§ **Your task**: Emit the data below verbatim, stripping out any pictures.

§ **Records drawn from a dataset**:
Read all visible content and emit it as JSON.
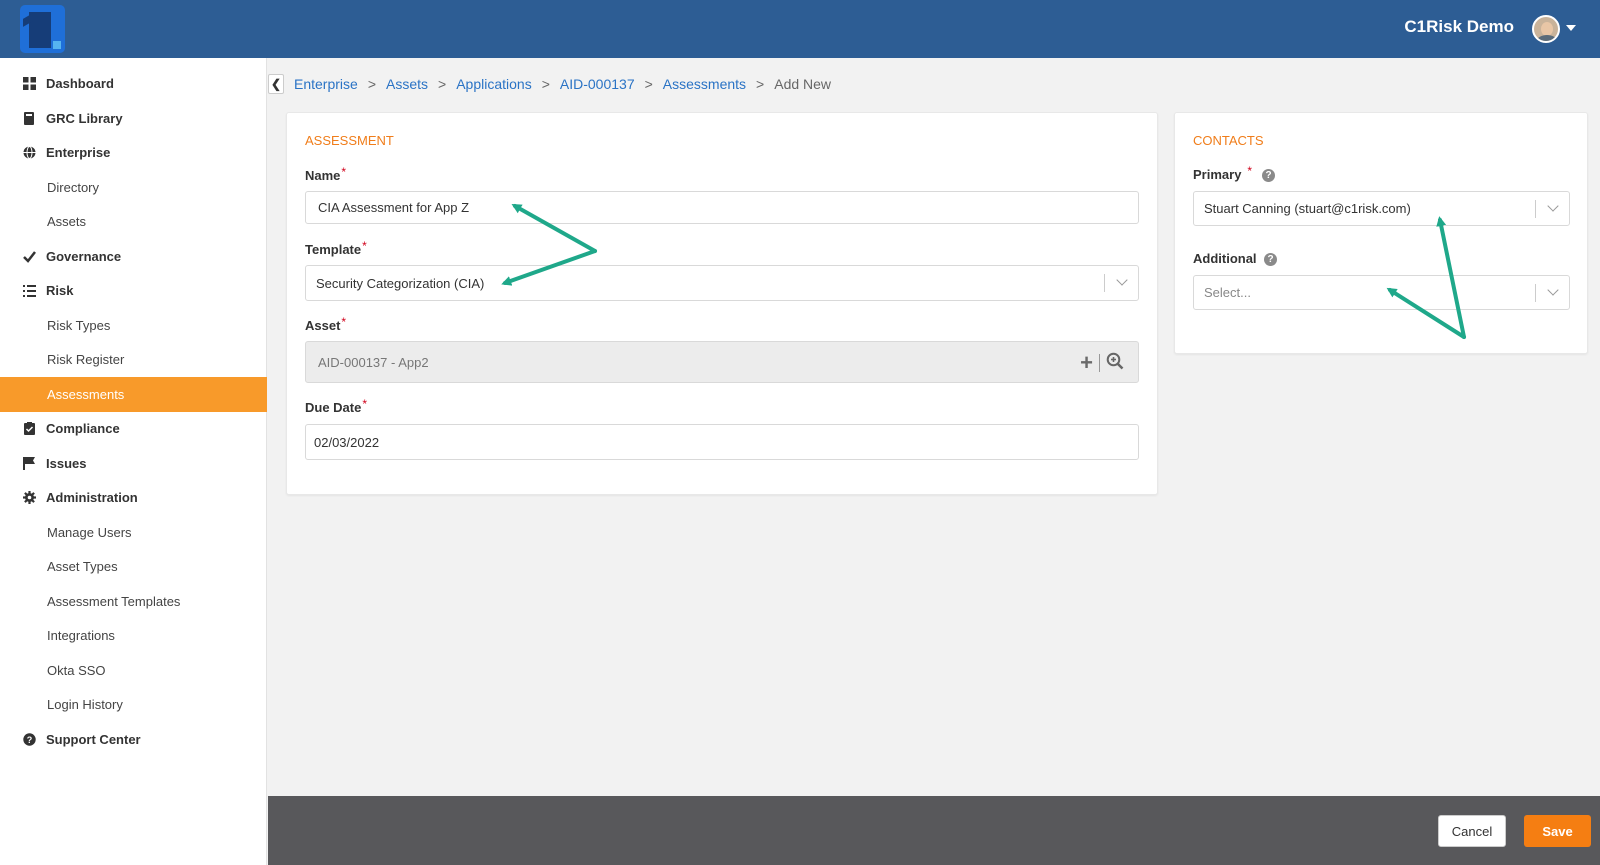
{
  "header": {
    "user_name": "C1Risk Demo"
  },
  "sidebar": {
    "items": [
      {
        "label": "Dashboard",
        "level": "top",
        "icon": "dashboard-icon"
      },
      {
        "label": "GRC Library",
        "level": "top",
        "icon": "book-icon"
      },
      {
        "label": "Enterprise",
        "level": "top",
        "icon": "globe-icon"
      },
      {
        "label": "Directory",
        "level": "sub"
      },
      {
        "label": "Assets",
        "level": "sub"
      },
      {
        "label": "Governance",
        "level": "top",
        "icon": "check-icon"
      },
      {
        "label": "Risk",
        "level": "top",
        "icon": "list-icon"
      },
      {
        "label": "Risk Types",
        "level": "sub"
      },
      {
        "label": "Risk Register",
        "level": "sub"
      },
      {
        "label": "Assessments",
        "level": "sub",
        "active": true
      },
      {
        "label": "Compliance",
        "level": "top",
        "icon": "clipboard-check-icon"
      },
      {
        "label": "Issues",
        "level": "top",
        "icon": "flag-icon"
      },
      {
        "label": "Administration",
        "level": "top",
        "icon": "gear-icon"
      },
      {
        "label": "Manage Users",
        "level": "sub"
      },
      {
        "label": "Asset Types",
        "level": "sub"
      },
      {
        "label": "Assessment Templates",
        "level": "sub"
      },
      {
        "label": "Integrations",
        "level": "sub"
      },
      {
        "label": "Okta SSO",
        "level": "sub"
      },
      {
        "label": "Login History",
        "level": "sub"
      },
      {
        "label": "Support Center",
        "level": "top",
        "icon": "question-circle-icon"
      }
    ]
  },
  "breadcrumb": {
    "links": [
      "Enterprise",
      "Assets",
      "Applications",
      "AID-000137",
      "Assessments"
    ],
    "separator": ">",
    "current": "Add New"
  },
  "assessment": {
    "title": "ASSESSMENT",
    "name_label": "Name",
    "name_value": "CIA Assessment for App Z",
    "template_label": "Template",
    "template_value": "Security Categorization (CIA)",
    "asset_label": "Asset",
    "asset_value": "AID-000137 - App2",
    "due_date_label": "Due Date",
    "due_date_value": "02/03/2022",
    "required_mark": "*"
  },
  "contacts": {
    "title": "CONTACTS",
    "primary_label": "Primary",
    "primary_value": "Stuart Canning (stuart@c1risk.com)",
    "additional_label": "Additional",
    "additional_placeholder": "Select...",
    "required_mark": "*"
  },
  "footer": {
    "cancel_label": "Cancel",
    "save_label": "Save"
  },
  "colors": {
    "header_bg": "#2d5d94",
    "accent_orange": "#f89a2a",
    "link_blue": "#2a73c5",
    "annotation_arrow": "#1fa88a",
    "footer_bg": "#58585b"
  }
}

§ **Answer space**:
Read all visible content and emit it as JSON.
{
  "header": {
    "user_name": "C1Risk Demo"
  },
  "sidebar": {
    "items": [
      {
        "label": "Dashboard",
        "level": "top",
        "icon": "dashboard-icon"
      },
      {
        "label": "GRC Library",
        "level": "top",
        "icon": "book-icon"
      },
      {
        "label": "Enterprise",
        "level": "top",
        "icon": "globe-icon"
      },
      {
        "label": "Directory",
        "level": "sub"
      },
      {
        "label": "Assets",
        "level": "sub"
      },
      {
        "label": "Governance",
        "level": "top",
        "icon": "check-icon"
      },
      {
        "label": "Risk",
        "level": "top",
        "icon": "list-icon"
      },
      {
        "label": "Risk Types",
        "level": "sub"
      },
      {
        "label": "Risk Register",
        "level": "sub"
      },
      {
        "label": "Assessments",
        "level": "sub",
        "active": true
      },
      {
        "label": "Compliance",
        "level": "top",
        "icon": "clipboard-check-icon"
      },
      {
        "label": "Issues",
        "level": "top",
        "icon": "flag-icon"
      },
      {
        "label": "Administration",
        "level": "top",
        "icon": "gear-icon"
      },
      {
        "label": "Manage Users",
        "level": "sub"
      },
      {
        "label": "Asset Types",
        "level": "sub"
      },
      {
        "label": "Assessment Templates",
        "level": "sub"
      },
      {
        "label": "Integrations",
        "level": "sub"
      },
      {
        "label": "Okta SSO",
        "level": "sub"
      },
      {
        "label": "Login History",
        "level": "sub"
      },
      {
        "label": "Support Center",
        "level": "top",
        "icon": "question-circle-icon"
      }
    ]
  },
  "breadcrumb": {
    "links": [
      "Enterprise",
      "Assets",
      "Applications",
      "AID-000137",
      "Assessments"
    ],
    "separator": ">",
    "current": "Add New"
  },
  "assessment": {
    "title": "ASSESSMENT",
    "name_label": "Name",
    "name_value": "CIA Assessment for App Z",
    "template_label": "Template",
    "template_value": "Security Categorization (CIA)",
    "asset_label": "Asset",
    "asset_value": "AID-000137 - App2",
    "due_date_label": "Due Date",
    "due_date_value": "02/03/2022",
    "required_mark": "*"
  },
  "contacts": {
    "title": "CONTACTS",
    "primary_label": "Primary",
    "primary_value": "Stuart Canning (stuart@c1risk.com)",
    "additional_label": "Additional",
    "additional_placeholder": "Select...",
    "required_mark": "*"
  },
  "footer": {
    "cancel_label": "Cancel",
    "save_label": "Save"
  },
  "colors": {
    "header_bg": "#2d5d94",
    "accent_orange": "#f89a2a",
    "link_blue": "#2a73c5",
    "annotation_arrow": "#1fa88a",
    "footer_bg": "#58585b"
  }
}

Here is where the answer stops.